In animation however, the standard practise has nearly always been a little different. Animation is/has been a medium swamped in the visual realm. It can literally do anything. Therefore you are free to think outside the box a little more perhaps, and has been generally, created by story men and artists (in a drawing sense) rather than writers. Since the very start of animation with Disney and the like there has been a different monarch reigning over animation story preproduction...
The Board is King!
Since the first animation directors/writers were the animators themselves, it was easier for them, in discussion, to simply draw the ideas that they had in a sequence of quick sketches rather than type out a script. Drawing the sequences in this way keeps your head in a truly visual space, thinking of timing and blocking from the off, setting out at the beginning the very frames of what will end up in the finished product. Not only would these pioneers draw the frames or shots of the film but also the characters movements within them.
These images are then put in sequence and are called the STORY BOARD.

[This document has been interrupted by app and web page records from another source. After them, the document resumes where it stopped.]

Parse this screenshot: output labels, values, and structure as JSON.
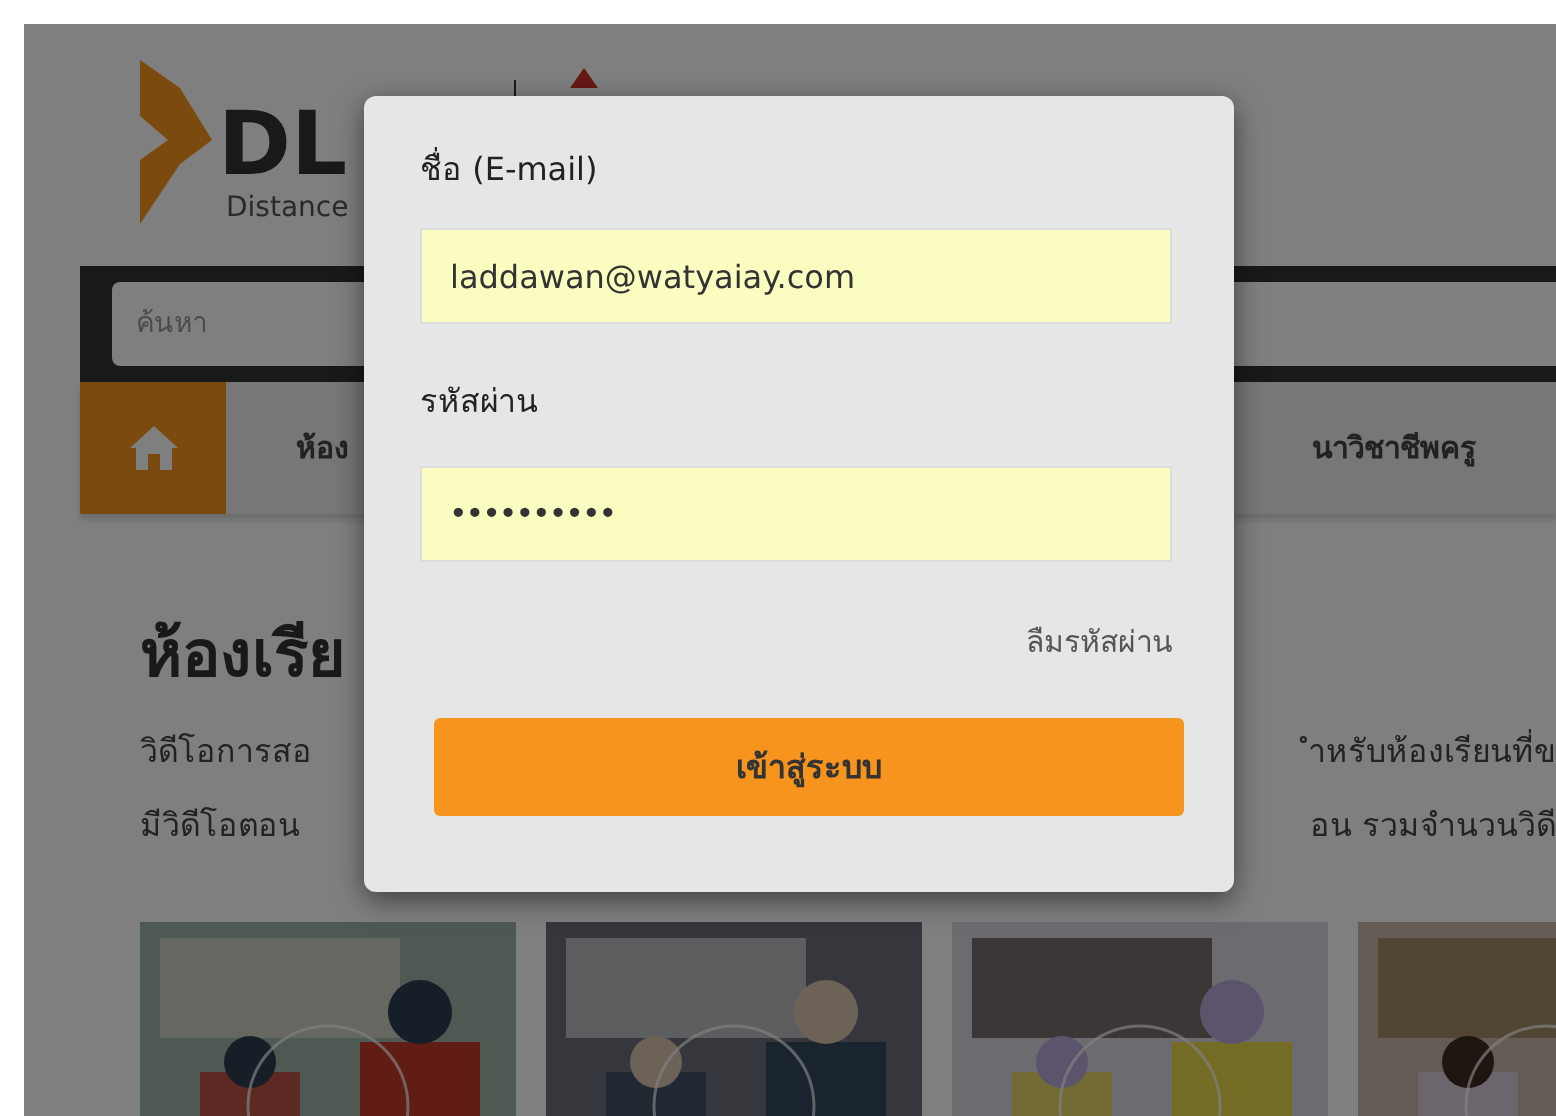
{
  "header": {
    "logo_text": "DL",
    "logo_subtitle": "Distance"
  },
  "search": {
    "placeholder": "ค้นหา"
  },
  "nav": {
    "items": [
      {
        "kind": "home",
        "selected": true
      },
      {
        "kind": "text",
        "label": "ห้อง",
        "selected": false
      },
      {
        "kind": "text",
        "label": "นาวิชาชีพครู",
        "selected": false
      }
    ]
  },
  "section": {
    "title": "ห้องเรีย",
    "lines": [
      {
        "left": "วิดีโอการสอ",
        "right": "ำหรับห้องเรียนที่ข"
      },
      {
        "left": "มีวิดีโอตอน",
        "right": "อน รวมจำนวนวิดี"
      }
    ]
  },
  "login": {
    "email_label": "ชื่อ (E-mail)",
    "email_value": "laddawan@watyaiay.com",
    "password_label": "รหัสผ่าน",
    "password_value": "••••••••••",
    "forgot_link": "ลืมรหัสผ่าน",
    "submit_button": "เข้าสู่ระบบ"
  }
}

In live action storyboards (especially lo-budget productions) what you have is little more than a visual shot list. One image per shot that sets out the framing of the camera on the scene. In animation story boards though, one shot could have infinite images blocking the characters key movements through the scene. Imagine, if it helps, a graphic novel. Story boards should convey everything that is needed in the final piece i.e. blocking, camera movement, emotional changes within the acting. Everything begins in the storyboards.
My storyboard process on this film is quick and dirty. Barely more than notes scribbled 10 images to an A4 page, but it helps tremendously in setting down my ideas so I don't have to expel energy holding on to them, I can concentrate on the practicality of carrying them out. Other people would probably not see much information in my boards, however to me they are like keys that when viewed unlock the rest of the image within my head.
Normally I wouldn't be this rushed with the boarding process, in fact normally storyboarding takes just as much time if not more than writing a script. But I've been living with this idea for a year now, I know where I am with it.
However I do regret that I won't have time to create an animatic. Many of you reading this no doubt will already know what an animatic is. Probably most of you will have made one for your work but for those, like my girlfriend, who are telling me that they're actually learning stuff from this blog, an animatic is another technique pioneered in the disney studio (DISCLAIMER: this fact may not be a true fact, please correct me in the comments. ;) ) and is an extrapolation of the storyboard.
Basically the animatic is a moving storyboard. If I were creating one for 'The Haunts' I would take my still images that I created in the storyboard, scan them into a computer and into a video editing program and I would cut them together in such a way that I could get an approximate feeling of pace for the final film. In essence I would be creating a very crude animated movie where a character moved through the shot in a jerky fashion to illustrate to the viewer the speed at which they moved through the shot, and when and how that shot then cut to the next and so on.
To take it all the way, we could then add in temporary music and dialogue audio and get a pretty close approximation of what we would end up with in the finish movie.
If you made sense of that, well done. I'm not sure I explained it effectively so heres an extract of the animatic for Toy Story before Pixar decided to change their entire approach to the story. This is a pretty strange watch for any Toy Story fans.
Animatic starts at 0:35 secs.
And that's all I've got for you today. I hope you enjoyed yourself.
Thanks for looking, and let me know you're there by getting in touch.